In October 2012, Starmer announced a review of the 2009 CPS decisions not to prosecute Savile regarding allegations going back to the 1970s. The review was conducted by Alison Levitt QC who reported in January 2013. At the time, The Guardian published this article about the review - Savile inquiry sparks widespread reassessment of abuse complaints | Police | The Guardian 11 January 2013
Levitt found that there was "nothing to suggest that the decisions not to prosecute were consciously influenced by any improper motive on the part of either police of prosecutors" but "having spoken to the victims I have been drive to the conclusion that had the police and prosecution taken a different approach a prosecution might have been possible."
The Levitt report led Starmer, as DPP and Head of the CPS, to apologise for "shortcomings" in the part played by the CPS in deciding not to prosecute some of the cases. The outcome was that Starmer proposed changes to the approach of police and prosecutors to credibility in sexual assault cases. The changes he put forward were noted in this article published by COUNSEL magazine -

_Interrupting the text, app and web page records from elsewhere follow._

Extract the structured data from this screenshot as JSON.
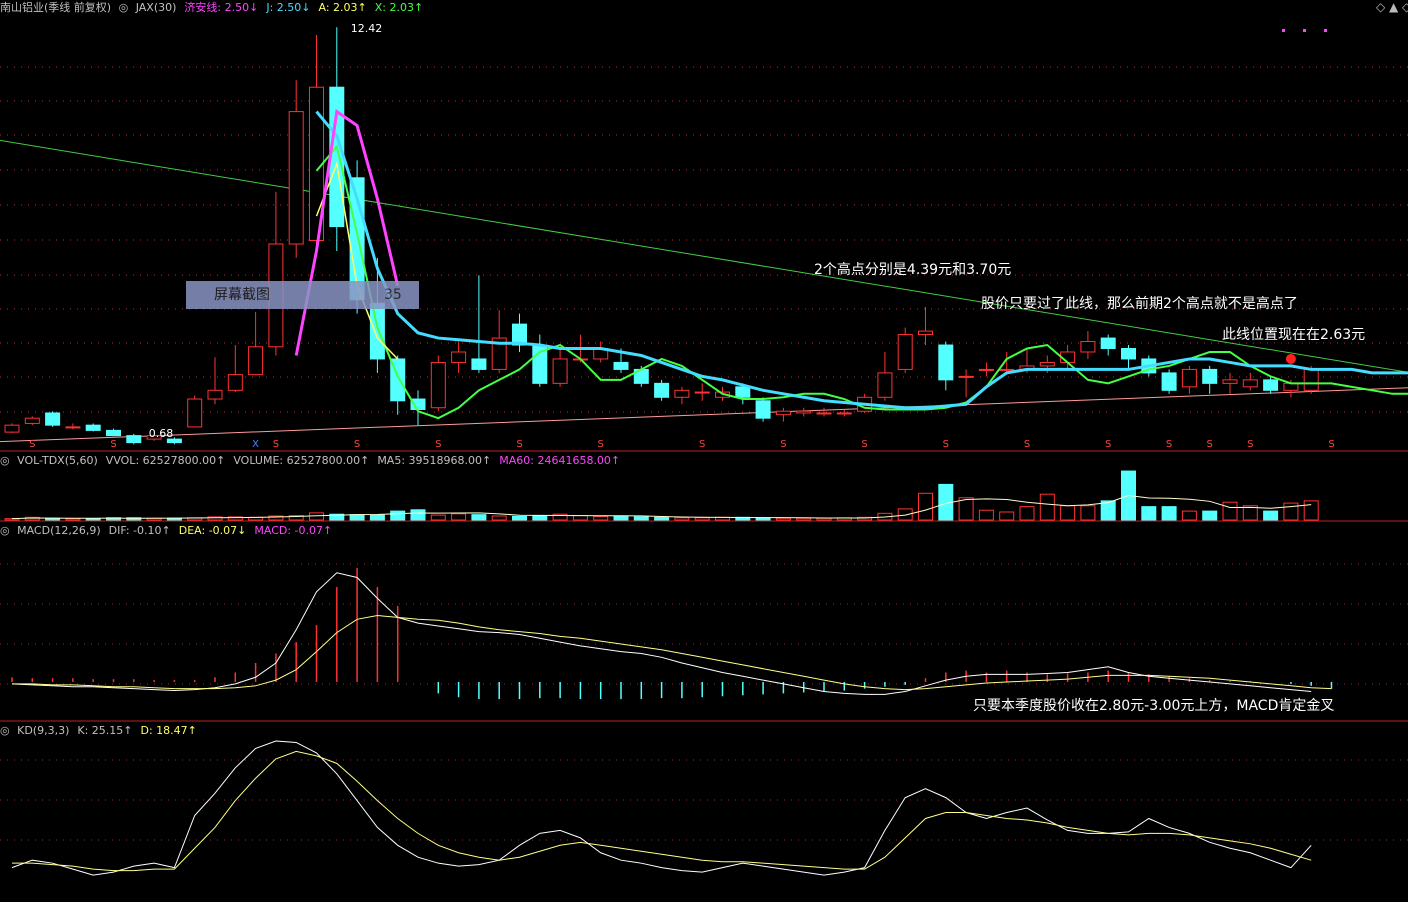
{
  "main_header": {
    "title": "南山铝业(季线 前复权)",
    "items": [
      {
        "label": "JAX(30)",
        "color": "#c0c0c0"
      },
      {
        "label": "济安线: 2.50↓",
        "color": "#ff44ff"
      },
      {
        "label": "J: 2.50↓",
        "color": "#44ddff"
      },
      {
        "label": "A: 2.03↑",
        "color": "#ffff66"
      },
      {
        "label": "X: 2.03↑",
        "color": "#44ff44"
      }
    ],
    "window_icons": {
      "left": "◇",
      "up": "▲",
      "right": "◇"
    }
  },
  "vol_header": {
    "items": [
      {
        "label": "VOL-TDX(5,60)",
        "color": "#c0c0c0"
      },
      {
        "label": "VVOL: 62527800.00↑",
        "color": "#c0c0c0"
      },
      {
        "label": "VOLUME: 62527800.00↑",
        "color": "#c0c0c0"
      },
      {
        "label": "MA5: 39518968.00↑",
        "color": "#c0c0c0"
      },
      {
        "label": "MA60: 24641658.00↑",
        "color": "#ff44ff"
      }
    ]
  },
  "macd_header": {
    "items": [
      {
        "label": "MACD(12,26,9)",
        "color": "#c0c0c0"
      },
      {
        "label": "DIF: -0.10↑",
        "color": "#c0c0c0"
      },
      {
        "label": "DEA: -0.07↓",
        "color": "#ffff66"
      },
      {
        "label": "MACD: -0.07↑",
        "color": "#ff44ff"
      }
    ]
  },
  "kd_header": {
    "items": [
      {
        "label": "KD(9,3,3)",
        "color": "#c0c0c0"
      },
      {
        "label": "K: 25.15↑",
        "color": "#c0c0c0"
      },
      {
        "label": "D: 18.47↑",
        "color": "#ffff66"
      }
    ]
  },
  "annotations": {
    "peaks": "2个高点分别是4.39元和3.70元",
    "breakout": "股价只要过了此线，那么前期2个高点就不是高点了",
    "line_now": "此线位置现在在2.63元",
    "macd_note": "只要本季度股价收在2.80元-3.00元上方，MACD肯定金叉",
    "high_label": "12.42",
    "low_label": "0.68"
  },
  "overlay": {
    "title": "屏幕截图",
    "number": "35"
  },
  "colors": {
    "up": "#ff3232",
    "down": "#54ffff",
    "grid": "#7a0000",
    "dotted": "#ff4444",
    "line_j": "#44ddff",
    "line_jax": "#ff44ff",
    "line_a": "#ffff66",
    "line_x": "#44ff44",
    "trend": "#44cc44",
    "support": "#ff9a9a"
  },
  "chart_data": {
    "type": "candlestick",
    "title": "南山铝业(季线 前复权)",
    "ylim": [
      0,
      14
    ],
    "candles": [
      {
        "o": 0.8,
        "c": 1.0,
        "h": 1.05,
        "l": 0.78
      },
      {
        "o": 1.05,
        "c": 1.2,
        "h": 1.25,
        "l": 1.0
      },
      {
        "o": 1.35,
        "c": 1.0,
        "h": 1.4,
        "l": 0.95
      },
      {
        "o": 0.95,
        "c": 0.95,
        "h": 1.05,
        "l": 0.88
      },
      {
        "o": 1.0,
        "c": 0.85,
        "h": 1.05,
        "l": 0.82
      },
      {
        "o": 0.85,
        "c": 0.7,
        "h": 0.9,
        "l": 0.68
      },
      {
        "o": 0.7,
        "c": 0.5,
        "h": 0.75,
        "l": 0.45
      },
      {
        "o": 0.6,
        "c": 0.7,
        "h": 0.75,
        "l": 0.55
      },
      {
        "o": 0.6,
        "c": 0.5,
        "h": 0.65,
        "l": 0.45
      },
      {
        "o": 0.95,
        "c": 1.75,
        "h": 1.85,
        "l": 0.95
      },
      {
        "o": 1.75,
        "c": 2.0,
        "h": 2.95,
        "l": 1.6
      },
      {
        "o": 2.0,
        "c": 2.45,
        "h": 3.3,
        "l": 1.95
      },
      {
        "o": 2.45,
        "c": 3.25,
        "h": 4.25,
        "l": 2.45
      },
      {
        "o": 3.25,
        "c": 6.2,
        "h": 7.7,
        "l": 3.0
      },
      {
        "o": 6.2,
        "c": 10.0,
        "h": 10.9,
        "l": 5.8
      },
      {
        "o": 6.3,
        "c": 10.7,
        "h": 12.2,
        "l": 6.1
      },
      {
        "o": 10.7,
        "c": 6.7,
        "h": 12.42,
        "l": 6.0
      },
      {
        "o": 8.1,
        "c": 4.6,
        "h": 8.6,
        "l": 4.2
      },
      {
        "o": 4.5,
        "c": 2.9,
        "h": 5.8,
        "l": 2.5
      },
      {
        "o": 2.9,
        "c": 1.7,
        "h": 3.0,
        "l": 1.3
      },
      {
        "o": 1.75,
        "c": 1.45,
        "h": 2.0,
        "l": 1.0
      },
      {
        "o": 1.5,
        "c": 2.8,
        "h": 3.0,
        "l": 1.4
      },
      {
        "o": 2.8,
        "c": 3.1,
        "h": 3.4,
        "l": 2.5
      },
      {
        "o": 2.9,
        "c": 2.6,
        "h": 5.3,
        "l": 2.5
      },
      {
        "o": 2.6,
        "c": 3.5,
        "h": 4.3,
        "l": 2.5
      },
      {
        "o": 3.9,
        "c": 3.3,
        "h": 4.2,
        "l": 3.1
      },
      {
        "o": 3.3,
        "c": 2.2,
        "h": 3.6,
        "l": 2.1
      },
      {
        "o": 2.2,
        "c": 2.9,
        "h": 3.2,
        "l": 2.1
      },
      {
        "o": 2.9,
        "c": 2.9,
        "h": 3.6,
        "l": 2.8
      },
      {
        "o": 2.9,
        "c": 3.2,
        "h": 3.4,
        "l": 2.8
      },
      {
        "o": 2.8,
        "c": 2.6,
        "h": 3.2,
        "l": 2.5
      },
      {
        "o": 2.6,
        "c": 2.2,
        "h": 2.7,
        "l": 2.1
      },
      {
        "o": 2.2,
        "c": 1.8,
        "h": 2.3,
        "l": 1.7
      },
      {
        "o": 1.8,
        "c": 2.0,
        "h": 2.1,
        "l": 1.6
      },
      {
        "o": 1.95,
        "c": 1.95,
        "h": 2.2,
        "l": 1.7
      },
      {
        "o": 1.8,
        "c": 1.95,
        "h": 2.1,
        "l": 1.7
      },
      {
        "o": 2.1,
        "c": 1.8,
        "h": 2.2,
        "l": 1.6
      },
      {
        "o": 1.7,
        "c": 1.2,
        "h": 1.8,
        "l": 1.1
      },
      {
        "o": 1.3,
        "c": 1.4,
        "h": 1.5,
        "l": 1.1
      },
      {
        "o": 1.35,
        "c": 1.4,
        "h": 1.5,
        "l": 1.25
      },
      {
        "o": 1.35,
        "c": 1.35,
        "h": 1.5,
        "l": 1.25
      },
      {
        "o": 1.35,
        "c": 1.35,
        "h": 1.45,
        "l": 1.25
      },
      {
        "o": 1.4,
        "c": 1.8,
        "h": 1.9,
        "l": 1.35
      },
      {
        "o": 1.8,
        "c": 2.5,
        "h": 3.1,
        "l": 1.7
      },
      {
        "o": 2.6,
        "c": 3.6,
        "h": 3.8,
        "l": 2.5
      },
      {
        "o": 3.6,
        "c": 3.7,
        "h": 4.39,
        "l": 3.3
      },
      {
        "o": 3.3,
        "c": 2.3,
        "h": 3.4,
        "l": 2.0
      },
      {
        "o": 2.4,
        "c": 2.4,
        "h": 2.6,
        "l": 1.8
      },
      {
        "o": 2.6,
        "c": 2.6,
        "h": 2.8,
        "l": 2.4
      },
      {
        "o": 2.6,
        "c": 2.6,
        "h": 3.1,
        "l": 2.5
      },
      {
        "o": 2.6,
        "c": 2.7,
        "h": 3.2,
        "l": 2.5
      },
      {
        "o": 2.7,
        "c": 2.8,
        "h": 3.0,
        "l": 2.5
      },
      {
        "o": 2.8,
        "c": 3.1,
        "h": 3.3,
        "l": 2.6
      },
      {
        "o": 3.1,
        "c": 3.4,
        "h": 3.7,
        "l": 2.9
      },
      {
        "o": 3.5,
        "c": 3.2,
        "h": 3.6,
        "l": 3.0
      },
      {
        "o": 3.2,
        "c": 2.9,
        "h": 3.3,
        "l": 2.6
      },
      {
        "o": 2.9,
        "c": 2.5,
        "h": 3.0,
        "l": 2.4
      },
      {
        "o": 2.5,
        "c": 2.0,
        "h": 2.6,
        "l": 1.9
      },
      {
        "o": 2.1,
        "c": 2.6,
        "h": 2.7,
        "l": 1.9
      },
      {
        "o": 2.6,
        "c": 2.2,
        "h": 2.7,
        "l": 1.9
      },
      {
        "o": 2.2,
        "c": 2.3,
        "h": 2.5,
        "l": 1.9
      },
      {
        "o": 2.1,
        "c": 2.3,
        "h": 2.5,
        "l": 2.0
      },
      {
        "o": 2.3,
        "c": 2.0,
        "h": 2.4,
        "l": 1.9
      },
      {
        "o": 2.0,
        "c": 2.2,
        "h": 2.3,
        "l": 1.8
      },
      {
        "o": 2.0,
        "c": 2.6,
        "h": 2.7,
        "l": 1.9
      }
    ],
    "volume": [
      0.3,
      0.6,
      0.4,
      0.3,
      0.3,
      0.5,
      0.5,
      0.4,
      0.4,
      0.5,
      0.7,
      0.7,
      0.6,
      0.9,
      1.0,
      1.6,
      1.3,
      1.2,
      1.1,
      2.0,
      2.3,
      1.1,
      1.4,
      1.2,
      0.9,
      0.8,
      0.9,
      1.3,
      1.0,
      0.8,
      0.8,
      0.7,
      0.6,
      0.5,
      0.5,
      0.6,
      0.6,
      0.5,
      0.4,
      0.4,
      0.4,
      0.5,
      0.6,
      1.5,
      2.5,
      6.0,
      8.0,
      5.0,
      2.2,
      1.8,
      3.0,
      5.8,
      3.2,
      3.2,
      4.3,
      11.0,
      3.0,
      3.0,
      2.0,
      2.0,
      4.0,
      3.2,
      2.0,
      3.8,
      4.3
    ],
    "lines": {
      "jax": {
        "start": 14,
        "values": [
          3.0,
          6.0,
          10.0,
          9.6,
          7.5,
          5.0
        ]
      },
      "j": {
        "start": 15,
        "values": [
          10.0,
          9.3,
          7.5,
          5.5,
          4.2,
          3.65,
          3.5,
          3.45,
          3.4,
          3.35,
          3.35,
          3.3,
          3.2,
          3.2,
          3.2,
          3.1,
          3.0,
          2.8,
          2.6,
          2.4,
          2.3,
          2.15,
          2.0,
          1.9,
          1.8,
          1.7,
          1.65,
          1.6,
          1.55,
          1.5,
          1.5,
          1.55,
          1.6,
          2.1,
          2.5,
          2.6,
          2.6,
          2.6,
          2.6,
          2.6,
          2.6,
          2.7,
          2.8,
          2.9,
          2.9,
          2.8,
          2.7,
          2.7,
          2.7,
          2.6,
          2.6,
          2.6,
          2.5,
          2.5,
          2.5
        ]
      },
      "a": {
        "start": 15,
        "values": [
          7.0,
          8.5,
          5.0,
          3.5,
          2.9
        ]
      },
      "x": {
        "start": 15,
        "values": [
          8.3,
          9.0,
          6.5,
          3.8,
          2.4,
          1.4,
          1.2,
          1.5,
          2.0,
          2.3,
          2.6,
          3.1,
          3.3,
          2.9,
          2.3,
          2.3,
          2.6,
          2.9,
          2.7,
          2.3,
          1.9,
          1.75,
          1.75,
          1.8,
          1.9,
          1.9,
          1.75,
          1.5,
          1.45,
          1.45,
          1.45,
          1.5,
          1.65,
          2.1,
          2.9,
          3.2,
          3.3,
          2.8,
          2.3,
          2.2,
          2.4,
          2.6,
          2.7,
          2.9,
          3.1,
          3.1,
          2.7,
          2.4,
          2.2,
          2.2,
          2.2,
          2.1,
          2.0,
          1.9,
          1.9
        ]
      },
      "trend": {
        "from": [
          -4,
          9.5
        ],
        "to": [
          70,
          2.4
        ]
      },
      "support": {
        "from": [
          -4,
          0.45
        ],
        "to": [
          70,
          2.1
        ]
      }
    },
    "markers": {
      "s_indices": [
        1,
        5,
        13,
        17,
        21,
        25,
        29,
        34,
        38,
        42,
        46,
        50,
        54,
        57,
        59,
        61,
        65
      ],
      "x_indices": [
        12
      ]
    },
    "macd": {
      "dif": [
        -0.02,
        -0.03,
        -0.04,
        -0.05,
        -0.05,
        -0.06,
        -0.07,
        -0.08,
        -0.09,
        -0.08,
        -0.06,
        -0.02,
        0.05,
        0.2,
        0.55,
        0.95,
        1.15,
        1.1,
        0.88,
        0.68,
        0.62,
        0.59,
        0.56,
        0.53,
        0.52,
        0.5,
        0.46,
        0.42,
        0.38,
        0.35,
        0.32,
        0.3,
        0.26,
        0.2,
        0.15,
        0.1,
        0.06,
        0.02,
        -0.02,
        -0.06,
        -0.1,
        -0.12,
        -0.13,
        -0.13,
        -0.1,
        -0.04,
        0.02,
        0.06,
        0.08,
        0.08,
        0.08,
        0.09,
        0.1,
        0.13,
        0.16,
        0.1,
        0.06,
        0.04,
        0.02,
        0.0,
        -0.02,
        -0.04,
        -0.06,
        -0.08,
        -0.1
      ],
      "dea": [
        -0.02,
        -0.02,
        -0.03,
        -0.03,
        -0.04,
        -0.05,
        -0.05,
        -0.06,
        -0.07,
        -0.07,
        -0.07,
        -0.06,
        -0.04,
        0.02,
        0.13,
        0.32,
        0.52,
        0.66,
        0.7,
        0.68,
        0.66,
        0.65,
        0.62,
        0.58,
        0.55,
        0.53,
        0.51,
        0.48,
        0.46,
        0.43,
        0.4,
        0.37,
        0.34,
        0.3,
        0.26,
        0.22,
        0.18,
        0.14,
        0.1,
        0.06,
        0.02,
        -0.02,
        -0.05,
        -0.07,
        -0.08,
        -0.07,
        -0.05,
        -0.03,
        -0.01,
        0.0,
        0.01,
        0.02,
        0.03,
        0.05,
        0.07,
        0.07,
        0.07,
        0.06,
        0.05,
        0.04,
        0.02,
        0.0,
        -0.02,
        -0.04,
        -0.06,
        -0.07
      ],
      "bar": [
        0.05,
        0.04,
        0.04,
        0.04,
        0.03,
        0.03,
        0.03,
        0.02,
        0.02,
        0.02,
        0.05,
        0.1,
        0.2,
        0.3,
        0.42,
        0.6,
        1.0,
        1.2,
        1.0,
        0.8,
        0.0,
        -0.12,
        -0.16,
        -0.18,
        -0.18,
        -0.18,
        -0.17,
        -0.17,
        -0.18,
        -0.18,
        -0.18,
        -0.18,
        -0.17,
        -0.17,
        -0.16,
        -0.15,
        -0.14,
        -0.13,
        -0.12,
        -0.11,
        -0.1,
        -0.09,
        -0.07,
        -0.05,
        -0.03,
        0.04,
        0.1,
        0.12,
        0.1,
        0.12,
        0.1,
        0.08,
        0.09,
        0.1,
        0.12,
        0.1,
        0.08,
        0.06,
        0.04,
        0.02,
        0.01,
        0.01,
        0.0,
        -0.02,
        -0.04,
        -0.07
      ],
      "ylim": [
        -0.2,
        1.3
      ]
    },
    "kd": {
      "k": [
        15,
        20,
        18,
        14,
        10,
        12,
        16,
        18,
        15,
        50,
        65,
        82,
        95,
        100,
        99,
        92,
        78,
        60,
        42,
        30,
        22,
        18,
        16,
        17,
        20,
        30,
        38,
        40,
        35,
        25,
        20,
        18,
        15,
        13,
        12,
        15,
        18,
        16,
        14,
        12,
        10,
        12,
        15,
        40,
        62,
        68,
        62,
        52,
        48,
        52,
        55,
        47,
        40,
        38,
        38,
        39,
        48,
        42,
        38,
        32,
        28,
        25,
        20,
        15,
        30
      ],
      "d": [
        18,
        18,
        17,
        16,
        14,
        13,
        13,
        14,
        14,
        28,
        42,
        60,
        75,
        88,
        93,
        90,
        85,
        73,
        60,
        48,
        38,
        30,
        25,
        22,
        20,
        22,
        26,
        30,
        32,
        30,
        28,
        26,
        24,
        22,
        20,
        19,
        19,
        18,
        17,
        16,
        15,
        14,
        14,
        22,
        35,
        48,
        52,
        52,
        50,
        48,
        47,
        45,
        42,
        40,
        38,
        37,
        38,
        38,
        37,
        35,
        33,
        31,
        28,
        24,
        20
      ],
      "ylim": [
        0,
        100
      ]
    }
  }
}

Justice Inspectorate report 2013:
See also Giving Victims a Voice 2013
The Prime Minister's jibe was, to say the least, utterly unworthy even when account is taken of the fact that during the debate on 31 January he was akin to a cornered rat ! Starmer's time as DPP certainly included some highly publicised matters about which there was strong public opinion at the time but Starmer and the CPS discharged their duties properly.
1 February 2022
Addendum 8 February - The Independent - Johnson under pressure after Starmer heckled by mob outside Parliament (msn.com)